Richard Schiffman is an environmental journalist who started doing stories for NPR before moving on to print. He has published two books, and his poetry has appeared in major literary journals. He has also written extensively on the confluence between spirituality and science.
A severe heatwave has been attributed to man-made climate change – and for the first time we can also identify the countries whose emissions are most responsible. Friederike Otto of the University of Oxford, UK and her colleagues studied a heatwave that struck Argentina in 2013/14. The heatwave brought some of the highest temperatures ever recorded in the nation’s capital Buenos Aires, killing many and collapsing the city’s power grid.
The curtain parts one last time and the ones who killed and were killed, who loved inordinately, who went berserk, were flayed alive, descended to Hades, raged, wept, schemed— victims and victimizers alike— smile and nod and graciously bow. So glad it’s finally over, they stride off suddenly a bit ridiculous in their overwrought costumes. And the crowd—still dark, like God beyond the footlights of the world— rises to its feet and roars like the sea.
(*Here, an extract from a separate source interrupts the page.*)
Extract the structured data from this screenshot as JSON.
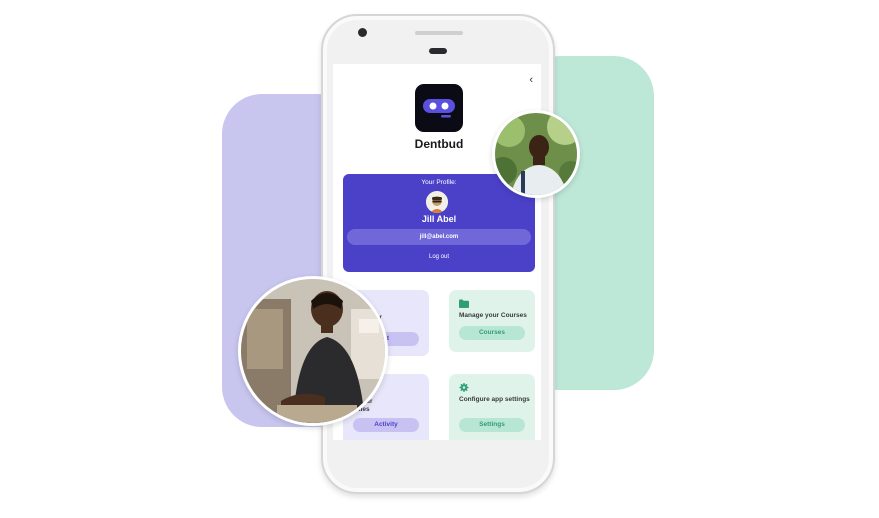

A personal pollution guardian is here. Today the world’s first low-cost wearable air quality sensor is for sale, capable of monitoring your exposure to the three most harmful pollutants. The “Flow” device can be used as a handheld sensor or attached to pushchairs, purses and bags. It can be bought worldwide for under $200. The sensor was tested by 100 volunteers this summer in central London.
Muck Rack makes it simple to find people, tweets, or articles that mention any name, keyword, company, hashtag etc. We've compiled this guide to help you make the most of your search.
Selecting a term
Start searching tweets, articles from media outlets, articles mentioned in tweets, journalists'
names, titles and bios with some suggested searches:
Companies or Topics (e.g. iPhone, Microsoft)
Phrases (e.g. "cloud computing") — use quotes to keep the terms together
Twitter handles (e.g. @username) — returns those who have mentioned or replied to
Names (e.g. "David Pogue")
Hashtags (e.g. #sxsw, #london2012)
Bio details (e.g. vegan, Olympics, father)
Muck Rack's Advanced Search allows for many boolean operators.
Find results that mention multiple specified terms, use AND or
+. For example, ensure each result contains both Elon Musk and Mark Zuckerberg by
searching Musk AND Zuckerberg or Musk + Zuckerberg.
Use the operators OR or , to broaden your search when you'd like either of
multiple terms to appear in results. (This is the default behavior of our search when no operators
are used). For example, results will contain either cake or cookie by searching cake OR cookie or cake,cookie
Use NOT or - to subtract results from your search. For
example, searching Disney will yield results about the Walt Disney Company as well as Walt Disney
World Resort. To exclude mentions of Disney World, search for Disney -World or Disney
When using one of these operators with a phrase, enclose it in quotation marks. For example, you can
find results about smartphones excluding Apple's iPhone 4S by searching smartphone -"iPhone
Exact case matching or punctuation
If you're searching for a brand name or keyword that relies on specific punctuation marks or capitalization, you can
find results that match your exact query by adding matchcase: before the keyword you're searching for, like matchcase:E*TRADE .
Use parentheses to separate multiple
boolean phrases. For example, to find journalists talking about having fun in Disney World or
Disneyland, search for ("disney world" OR disneyland) AND fun.
An asterisk can be used to search for any variation of a root word truncated by the asterisk. For example, searching for admin* will return results for administrator, administration, administer, administered, etc.
A near operator is an AND operator where you can control the distance between the words. You can vary the distance the near operation uses by adding a forward slash and number (between 0-99) such as strawberries NEAR/10 "whipped cream", which means the strawberries must exist within 10 words of "whipped cream".